The bill from Rep. Benjamin Collings, D-Portland, would amend state law to allow tribes to operate gaming facilities under a federal law governing gaming for other recognized tribes in the country. An amendment proposed by the tribes would require tribes to negotiate casino revenue sharing and operations with the state.
It passed in a 97-40 vote early Thursday, with almost all Democrats and 22 Republicans backing the measure, and later passed the Senate 22-13. Geographic opposition remains around the existing casinos, with Rep. Barbara Cardone, D-Bangor, joining only two other Democrats to vote against the bill in the House.
Gaming has long been touted by tribes in the state as a way to build their economies. When Hollywood Casino opened in Bangor in 2005, it devastated the Penobscot Nation’s long-standing beano business that closed 10 years later. But Rep. Rena Newell of the Passamaquoddy Tribe called it “a small piece of the puzzle” to righting historical wrongs.
“Our ancestors watched from inside the bounds of our reservations as non-tribal members got rich from cutting down our trees on our land, leaving us with little,” she said.
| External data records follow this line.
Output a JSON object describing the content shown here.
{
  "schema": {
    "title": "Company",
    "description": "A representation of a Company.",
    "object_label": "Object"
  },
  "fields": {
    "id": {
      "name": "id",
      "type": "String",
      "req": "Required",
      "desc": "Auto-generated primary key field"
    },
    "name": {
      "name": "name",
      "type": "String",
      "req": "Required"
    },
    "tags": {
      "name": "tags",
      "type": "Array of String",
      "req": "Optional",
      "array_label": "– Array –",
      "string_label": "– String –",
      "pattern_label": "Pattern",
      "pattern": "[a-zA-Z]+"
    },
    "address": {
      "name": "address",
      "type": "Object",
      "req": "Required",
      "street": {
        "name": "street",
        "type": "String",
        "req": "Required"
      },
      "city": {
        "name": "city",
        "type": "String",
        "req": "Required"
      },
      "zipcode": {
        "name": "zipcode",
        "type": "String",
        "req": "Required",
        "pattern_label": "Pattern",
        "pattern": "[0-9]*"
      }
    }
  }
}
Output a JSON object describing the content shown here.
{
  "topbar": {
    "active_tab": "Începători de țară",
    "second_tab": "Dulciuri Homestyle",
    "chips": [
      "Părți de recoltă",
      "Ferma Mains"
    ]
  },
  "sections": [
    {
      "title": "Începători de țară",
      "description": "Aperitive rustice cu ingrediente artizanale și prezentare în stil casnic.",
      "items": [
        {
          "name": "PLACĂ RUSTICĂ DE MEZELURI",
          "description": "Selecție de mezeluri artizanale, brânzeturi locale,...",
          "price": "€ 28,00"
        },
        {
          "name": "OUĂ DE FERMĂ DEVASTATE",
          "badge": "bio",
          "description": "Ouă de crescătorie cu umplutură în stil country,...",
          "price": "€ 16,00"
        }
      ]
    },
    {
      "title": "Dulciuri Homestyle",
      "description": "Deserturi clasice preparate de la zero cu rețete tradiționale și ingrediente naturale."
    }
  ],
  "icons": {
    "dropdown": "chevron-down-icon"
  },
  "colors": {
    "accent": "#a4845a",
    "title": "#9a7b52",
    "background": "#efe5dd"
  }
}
Collings’ measure gets at the heart of the argument that has been taking place in Augusta since Mills, a Democrat, took office pledging to restore state-tribal relationships after decades of strain and rocky years under Republican Gov. Paul LePage. That culminated with all but one of the tribes pulling tribal representatives from the State House.
Mills has made some strides, including banning tribal mascots at public schools and restoring some domestic violence jurisdiction to tribal courts. But she has also fought tribes’ sweeping sovereignty effort and has been loath to overhaul the 1980 agreement governing state-tribal relations, arguing that efforts to implement a task force’s recommendations are too broad.
The Legislature’s Judiciary Committee voted with the tribes on that package last year, but it never moved forward amid the coronavirus pandemic and the effort was set aside in 2021 amid renewed opposition from the governor. Gaming is one of the most potent points of conflict and the Mills administration has reiterated concerns about bypassing a public vote.
“My worst-case scenario is that the bill before us allows big, out-of-state casino operators to carve up Maine into gambling fiefdoms on Indian-purchased land across the state,” said Rep. Chris Babbidge, D-Kennebunk, who opposed the measure.